- _WHAT YOU NEED TO DO_: The records below are to be restated word for word; their pictures are not.

- _WORKING DATA_:
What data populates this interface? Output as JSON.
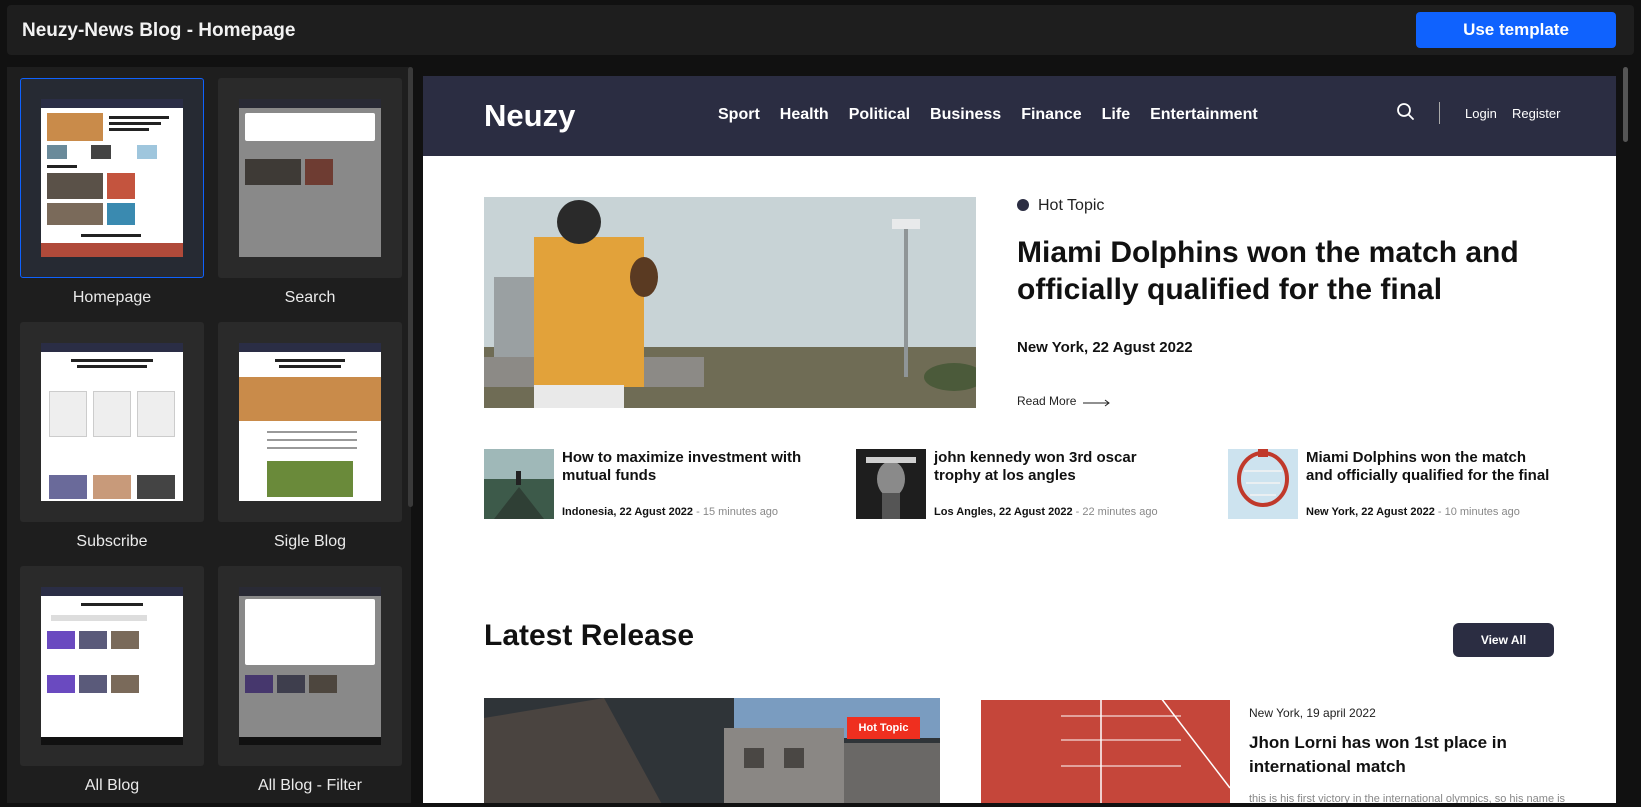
{
  "app": {
    "title": "Neuzy-News Blog - Homepage",
    "use_template_label": "Use template",
    "accent": "#0f62fe"
  },
  "templates": [
    {
      "label": "Homepage",
      "selected": true
    },
    {
      "label": "Search",
      "selected": false
    },
    {
      "label": "Subscribe",
      "selected": false
    },
    {
      "label": "Sigle Blog",
      "selected": false
    },
    {
      "label": "All Blog",
      "selected": false
    },
    {
      "label": "All Blog - Filter",
      "selected": false
    }
  ],
  "site": {
    "logo": "Neuzy",
    "menu": [
      "Sport",
      "Health",
      "Political",
      "Business",
      "Finance",
      "Life",
      "Entertainment"
    ],
    "login": "Login",
    "register": "Register",
    "nav_color": "#2b2d42"
  },
  "hero": {
    "tag": "Hot Topic",
    "title": "Miami Dolphins won the match and officially qualified for the final",
    "location": "New York,",
    "date": "22 Agust 2022",
    "read_more": "Read More"
  },
  "small_posts": [
    {
      "title": "How to maximize investment with mutual funds",
      "location": "Indonesia,",
      "date": "22 Agust 2022",
      "ago": "- 15 minutes ago"
    },
    {
      "title": "john kennedy won 3rd oscar trophy at los angles",
      "location": "Los Angles,",
      "date": "22 Agust 2022",
      "ago": "- 22 minutes ago"
    },
    {
      "title": "Miami Dolphins won the match and officially qualified for the final",
      "location": "New York,",
      "date": "22 Agust 2022",
      "ago": "- 10 minutes ago"
    }
  ],
  "latest": {
    "title": "Latest Release",
    "view_all": "View All",
    "badge": "Hot Topic",
    "badge_color": "#ef2f1f",
    "side_meta": "New York, 19 april 2022",
    "side_title": "Jhon Lorni has won 1st place in international match",
    "side_excerpt": "this is his first victory in the international olympics, so his name is"
  }
}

- _TASK RESPONSE_:
What data populates this interface? Output as JSON.
{
  "app": {
    "title": "Neuzy-News Blog - Homepage",
    "use_template_label": "Use template",
    "accent": "#0f62fe"
  },
  "templates": [
    {
      "label": "Homepage",
      "selected": true
    },
    {
      "label": "Search",
      "selected": false
    },
    {
      "label": "Subscribe",
      "selected": false
    },
    {
      "label": "Sigle Blog",
      "selected": false
    },
    {
      "label": "All Blog",
      "selected": false
    },
    {
      "label": "All Blog - Filter",
      "selected": false
    }
  ],
  "site": {
    "logo": "Neuzy",
    "menu": [
      "Sport",
      "Health",
      "Political",
      "Business",
      "Finance",
      "Life",
      "Entertainment"
    ],
    "login": "Login",
    "register": "Register",
    "nav_color": "#2b2d42"
  },
  "hero": {
    "tag": "Hot Topic",
    "title": "Miami Dolphins won the match and officially qualified for the final",
    "location": "New York,",
    "date": "22 Agust 2022",
    "read_more": "Read More"
  },
  "small_posts": [
    {
      "title": "How to maximize investment with mutual funds",
      "location": "Indonesia,",
      "date": "22 Agust 2022",
      "ago": "- 15 minutes ago"
    },
    {
      "title": "john kennedy won 3rd oscar trophy at los angles",
      "location": "Los Angles,",
      "date": "22 Agust 2022",
      "ago": "- 22 minutes ago"
    },
    {
      "title": "Miami Dolphins won the match and officially qualified for the final",
      "location": "New York,",
      "date": "22 Agust 2022",
      "ago": "- 10 minutes ago"
    }
  ],
  "latest": {
    "title": "Latest Release",
    "view_all": "View All",
    "badge": "Hot Topic",
    "badge_color": "#ef2f1f",
    "side_meta": "New York, 19 april 2022",
    "side_title": "Jhon Lorni has won 1st place in international match",
    "side_excerpt": "this is his first victory in the international olympics, so his name is"
  }
}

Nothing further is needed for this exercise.